The problem » Where "フィート" occurs in a line of the entries below, copy that line.

[[ Dataset excerpts open ]]

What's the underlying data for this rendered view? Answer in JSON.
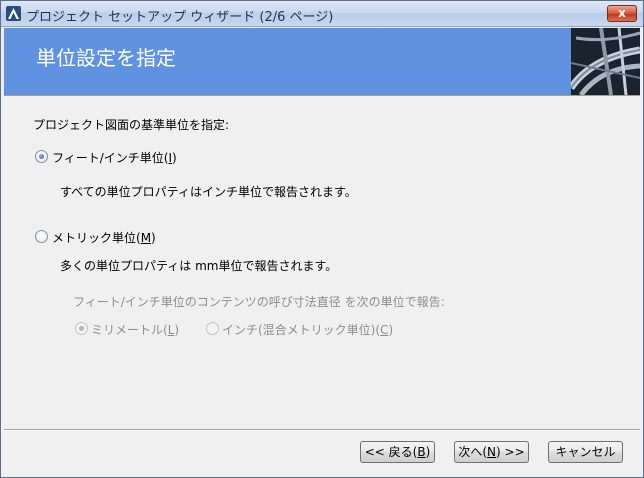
{
  "window": {
    "title": "プロジェクト セットアップ ウィザード (2/6 ページ)",
    "close_glyph": "x",
    "app_icon": "autodesk-a-icon"
  },
  "banner": {
    "title": "単位設定を指定",
    "background_color": "#6092e2",
    "image": "industrial-pipes-image"
  },
  "main": {
    "prompt": "プロジェクト図面の基準単位を指定:",
    "options": [
      {
        "label_pre": "フィート/インチ単位(",
        "accel": "I",
        "label_post": ")",
        "selected": true,
        "description": "すべての単位プロパティはインチ単位で報告されます。"
      },
      {
        "label_pre": "メトリック単位(",
        "accel": "M",
        "label_post": ")",
        "selected": false,
        "description": "多くの単位プロパティは mm単位で報告されます。"
      }
    ],
    "sub_prompt": "フィート/インチ単位のコンテンツの呼び寸法直径 を次の単位で報告:",
    "sub_options": [
      {
        "label_pre": "ミリメートル(",
        "accel": "L",
        "label_post": ")",
        "selected": true,
        "enabled": false
      },
      {
        "label_pre": "インチ(混合メトリック単位)(",
        "accel": "C",
        "label_post": ")",
        "selected": false,
        "enabled": false
      }
    ]
  },
  "footer": {
    "back": {
      "label_pre": "<< 戻る(",
      "accel": "B",
      "label_post": ")"
    },
    "next": {
      "label_pre": "次へ(",
      "accel": "N",
      "label_post": ") >>"
    },
    "cancel": {
      "label": "キャンセル"
    }
  }
}
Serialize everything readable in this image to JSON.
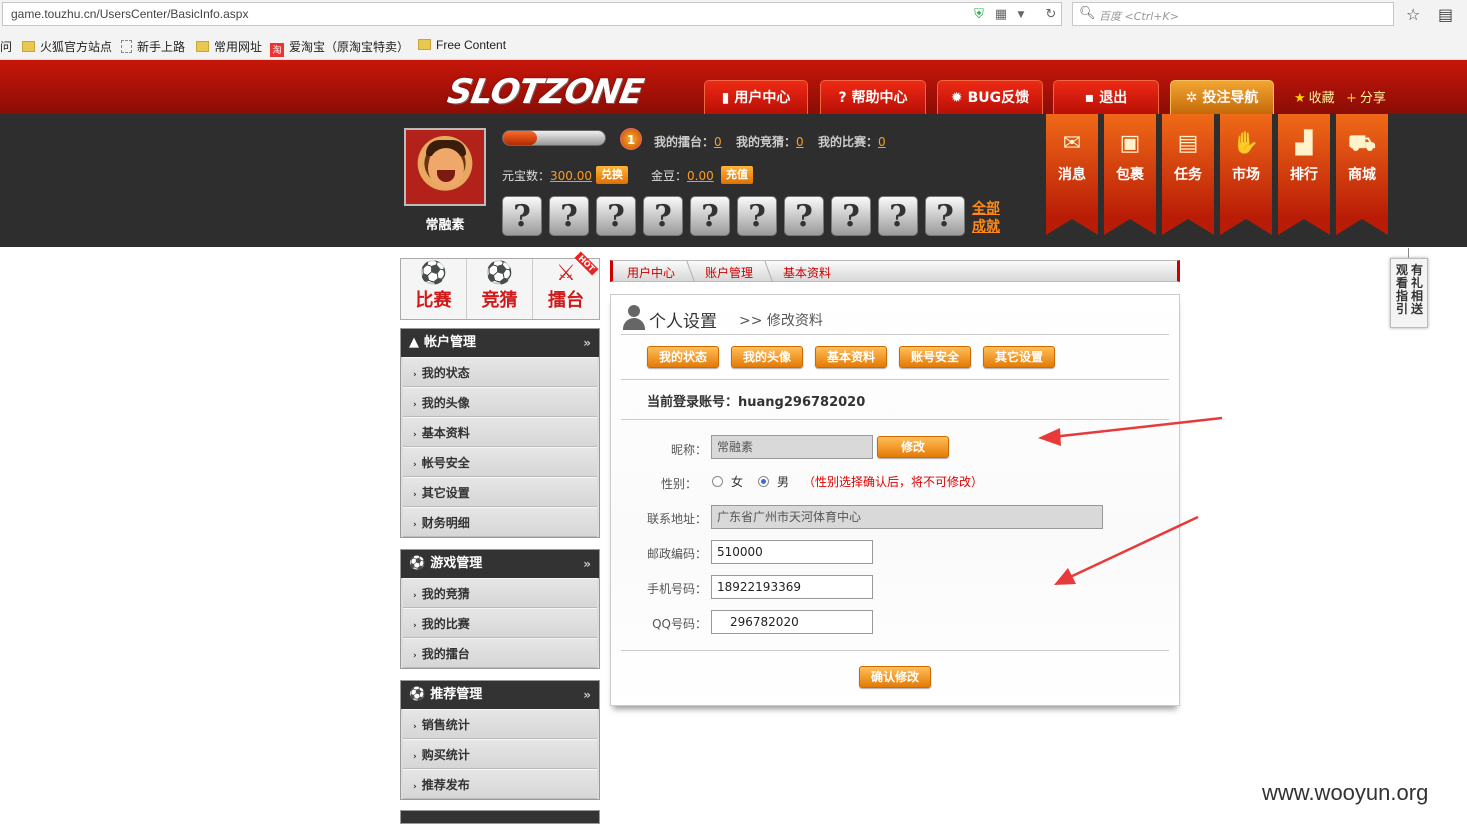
{
  "browser": {
    "url": "game.touzhu.cn/UsersCenter/BasicInfo.aspx",
    "search_placeholder": "百度 <Ctrl+K>",
    "bookmarks": [
      {
        "label": "问"
      },
      {
        "label": "火狐官方站点"
      },
      {
        "label": "新手上路"
      },
      {
        "label": "常用网址"
      },
      {
        "label": "爱淘宝（原淘宝特卖）"
      },
      {
        "label": "Free Content"
      }
    ]
  },
  "header": {
    "logo": "SLOTZONE",
    "nav": [
      "用户中心",
      "帮助中心",
      "BUG反馈",
      "退出",
      "投注导航"
    ],
    "links": [
      "收藏",
      "分享"
    ]
  },
  "user": {
    "name": "常融素",
    "level": "1",
    "level_progress": 0.33,
    "stats": [
      {
        "label": "我的擂台：",
        "value": "0"
      },
      {
        "label": "我的竞猜：",
        "value": "0"
      },
      {
        "label": "我的比赛：",
        "value": "0"
      }
    ],
    "yuanbao_label": "元宝数：",
    "yuanbao_value": "300.00",
    "exchange_btn": "兑换",
    "jindou_label": "金豆：",
    "jindou_value": "0.00",
    "recharge_btn": "充值",
    "achievement_symbol": "?",
    "all_achievements": "全部成就"
  },
  "banners": [
    "消息",
    "包裹",
    "任务",
    "市场",
    "排行",
    "商城"
  ],
  "game_tabs": [
    "比赛",
    "竞猜",
    "擂台"
  ],
  "sidebar": {
    "account": {
      "title": "帐户管理",
      "more": "»",
      "items": [
        "我的状态",
        "我的头像",
        "基本资料",
        "帐号安全",
        "其它设置",
        "财务明细"
      ]
    },
    "game": {
      "title": "游戏管理",
      "more": "»",
      "items": [
        "我的竞猜",
        "我的比赛",
        "我的擂台"
      ]
    },
    "recommend": {
      "title": "推荐管理",
      "more": "»",
      "items": [
        "销售统计",
        "购买统计",
        "推荐发布"
      ]
    }
  },
  "breadcrumb": [
    "用户中心",
    "账户管理",
    "基本资料"
  ],
  "main": {
    "title": "个人设置",
    "subtitle": ">> 修改资料",
    "tabs": [
      "我的状态",
      "我的头像",
      "基本资料",
      "账号安全",
      "其它设置"
    ],
    "account_label": "当前登录账号：",
    "account_value": "huang296782020",
    "nickname_label": "昵称：",
    "nickname_value": "常融素",
    "modify_btn": "修改",
    "gender_label": "性别：",
    "gender_female": "女",
    "gender_male": "男",
    "gender_note": "（性别选择确认后，将不可修改）",
    "address_label": "联系地址：",
    "address_value": "广东省广州市天河体育中心",
    "zip_label": "邮政编码：",
    "zip_value": "510000",
    "phone_label": "手机号码：",
    "phone_value": "18922193369",
    "qq_label": "QQ号码：",
    "qq_value": "296782020",
    "confirm_btn": "确认修改"
  },
  "float_tab": {
    "col1": "观看指引",
    "col2": "有礼相送"
  },
  "watermark": "www.wooyun.org",
  "colors": {
    "brand_red": "#c8160a",
    "accent_orange": "#f08a10",
    "annotation_arrow": "#e83a3a"
  }
}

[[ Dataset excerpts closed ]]

Written reply »
        "label_pre": "フィート/インチ単位(",
    "sub_prompt": "フィート/インチ単位のコンテンツの呼び寸法直径 を次の単位で報告:",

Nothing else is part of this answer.